- KeNHA has issued a tender for the construction of the Murang’a section of the road covering 31 kilometres.
- KeNHA said the road is expected to unlock the economy of the area by boosting goods transportation especially agricultural produce.
The Kenya National Highways Authority (KeNHA) has revived plans for the Sh30 billion Mau Mau Road project, which had been suspended after three government agencies failed to approve the project.
KeNHA on Tuesday issued a tender for the construction of the Murang’a section of the road covering 31 kilometres. The road, once complete, will span Murang’a, Kiambu, Nyeri, and Nyandarua counties.
It will be built using proceeds from the road levy charged on fuel. The works on the Murang’a section of the road will involve tarmacking of the Mitarakwa - Ha Paulo -Mbari ya Hiti - Gatuya, Mbari Ya Hiti - Gitige Road covering 15 kilometres.
Works will also include tarmacking Githambo – Nduruini – Matharite – Githiga - Kahatia – Nduruini Road covering 16 kilometres. Completion of the road is projected at 36 months.
“The total length of the project will be approximately 31 kilometres and will be funded under the government of Kenya Development Levy Fund,” said KeNHA.
KeNHA said the road is expected to unlock the economy of the area by boosting goods transportation especially agricultural produce such as coffee and tea, which are grown in the region.
“Development of the roads will promote social welfare, economic activities as well as agricultural production,” the authority said.
KeNHA tendered for the project last year but cancelled the work a month after President William Ruto took office, setting the commencement of the project back for months.
The move came after the National Environment Management Authority (Nema) had failed to approve an environmental and social impact assessment (ESIA) report.
Further, the Kenya Forest Service (KFS) and the Kenya Wildlife Service (KWS) said construction of the road cutting across Aberdare Forest would interfere with the local ecosystem.

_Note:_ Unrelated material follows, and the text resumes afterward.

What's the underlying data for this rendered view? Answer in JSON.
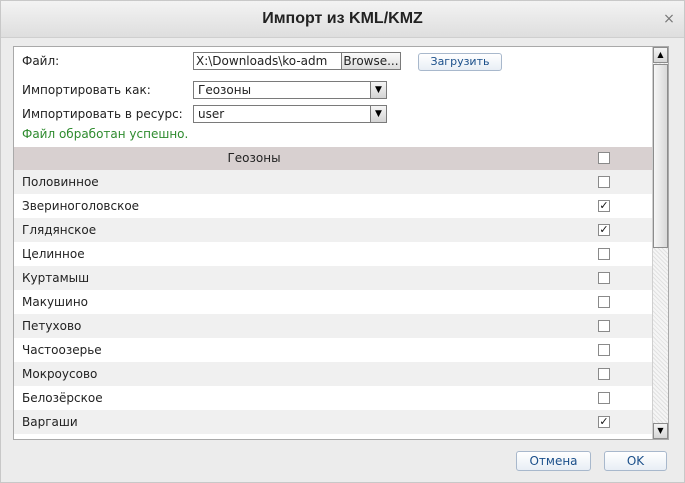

The 54-kilometre Ihithe - Aberdare Forest – Kahuruko – Ndunyu Njeru section of the road will traverse 25 kilometres of closed canopy forest in Aberdare.
The impasse, however, ended after Nema in April approved the ESIA for the project allowing KeNHA to proceed with the tendering process.

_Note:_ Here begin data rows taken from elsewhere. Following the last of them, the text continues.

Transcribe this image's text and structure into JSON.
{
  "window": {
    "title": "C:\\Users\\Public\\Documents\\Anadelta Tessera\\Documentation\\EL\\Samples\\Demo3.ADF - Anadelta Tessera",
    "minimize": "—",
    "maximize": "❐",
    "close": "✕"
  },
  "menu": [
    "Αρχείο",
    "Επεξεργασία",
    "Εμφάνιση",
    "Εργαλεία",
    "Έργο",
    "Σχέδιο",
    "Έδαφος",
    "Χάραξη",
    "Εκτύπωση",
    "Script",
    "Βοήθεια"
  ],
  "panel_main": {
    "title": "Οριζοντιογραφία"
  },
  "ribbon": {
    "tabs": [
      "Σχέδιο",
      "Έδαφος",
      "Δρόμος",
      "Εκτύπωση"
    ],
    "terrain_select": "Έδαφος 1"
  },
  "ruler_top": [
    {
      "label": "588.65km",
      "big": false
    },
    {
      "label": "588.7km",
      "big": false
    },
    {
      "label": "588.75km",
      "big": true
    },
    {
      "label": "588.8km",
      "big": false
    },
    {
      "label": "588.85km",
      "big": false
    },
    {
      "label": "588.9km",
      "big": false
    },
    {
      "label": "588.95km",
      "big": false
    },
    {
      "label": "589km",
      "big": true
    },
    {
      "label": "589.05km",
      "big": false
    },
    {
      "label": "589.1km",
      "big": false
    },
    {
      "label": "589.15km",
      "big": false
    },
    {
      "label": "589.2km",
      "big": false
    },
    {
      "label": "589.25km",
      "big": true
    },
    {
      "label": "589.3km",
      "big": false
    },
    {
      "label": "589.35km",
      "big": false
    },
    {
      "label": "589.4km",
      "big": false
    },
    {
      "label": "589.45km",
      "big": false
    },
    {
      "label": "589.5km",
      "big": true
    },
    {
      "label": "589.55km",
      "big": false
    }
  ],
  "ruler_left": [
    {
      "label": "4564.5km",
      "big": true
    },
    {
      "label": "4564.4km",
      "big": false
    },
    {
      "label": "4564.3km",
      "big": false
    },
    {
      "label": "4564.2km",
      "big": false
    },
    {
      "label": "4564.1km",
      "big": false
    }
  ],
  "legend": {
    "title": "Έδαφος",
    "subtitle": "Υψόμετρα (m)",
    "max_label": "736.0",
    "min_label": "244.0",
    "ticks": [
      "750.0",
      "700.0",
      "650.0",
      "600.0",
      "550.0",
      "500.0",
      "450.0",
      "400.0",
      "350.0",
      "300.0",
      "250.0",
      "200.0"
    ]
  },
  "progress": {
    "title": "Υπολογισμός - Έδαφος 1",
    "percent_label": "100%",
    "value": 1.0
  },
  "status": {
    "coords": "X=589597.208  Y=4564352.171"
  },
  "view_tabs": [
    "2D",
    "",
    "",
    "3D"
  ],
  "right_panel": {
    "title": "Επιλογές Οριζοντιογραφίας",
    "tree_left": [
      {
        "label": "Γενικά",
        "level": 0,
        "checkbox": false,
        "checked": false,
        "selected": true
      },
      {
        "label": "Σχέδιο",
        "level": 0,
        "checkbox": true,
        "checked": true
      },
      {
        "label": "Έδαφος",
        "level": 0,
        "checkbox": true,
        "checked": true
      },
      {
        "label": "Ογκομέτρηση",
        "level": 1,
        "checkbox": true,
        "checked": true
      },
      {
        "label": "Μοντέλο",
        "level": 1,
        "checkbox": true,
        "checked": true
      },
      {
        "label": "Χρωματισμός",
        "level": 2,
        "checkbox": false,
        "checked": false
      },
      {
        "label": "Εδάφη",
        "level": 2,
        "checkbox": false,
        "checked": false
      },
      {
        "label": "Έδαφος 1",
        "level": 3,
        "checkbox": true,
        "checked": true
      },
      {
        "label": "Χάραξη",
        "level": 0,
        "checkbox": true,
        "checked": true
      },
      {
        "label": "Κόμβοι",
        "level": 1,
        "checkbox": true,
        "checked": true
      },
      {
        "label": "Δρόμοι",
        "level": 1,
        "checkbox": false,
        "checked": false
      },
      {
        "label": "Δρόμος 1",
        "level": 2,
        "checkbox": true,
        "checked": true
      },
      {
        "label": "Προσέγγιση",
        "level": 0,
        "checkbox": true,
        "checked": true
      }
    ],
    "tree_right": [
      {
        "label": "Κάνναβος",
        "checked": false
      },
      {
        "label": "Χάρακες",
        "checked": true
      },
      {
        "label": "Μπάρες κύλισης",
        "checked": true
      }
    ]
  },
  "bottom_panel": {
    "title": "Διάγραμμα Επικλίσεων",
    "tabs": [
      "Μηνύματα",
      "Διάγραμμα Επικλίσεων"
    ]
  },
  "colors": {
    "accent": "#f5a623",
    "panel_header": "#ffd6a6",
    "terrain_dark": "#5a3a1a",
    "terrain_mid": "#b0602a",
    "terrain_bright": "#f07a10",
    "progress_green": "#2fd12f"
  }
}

“The majority of the identified adverse impacts are short-term in nature, of low significance, and will cease upon completion of the construction phase,” said the report.
A section of leaders from counties where the road traverses had lobbied President Ruto to intervene to expedite construction of the road which they said would open up the economies of the region.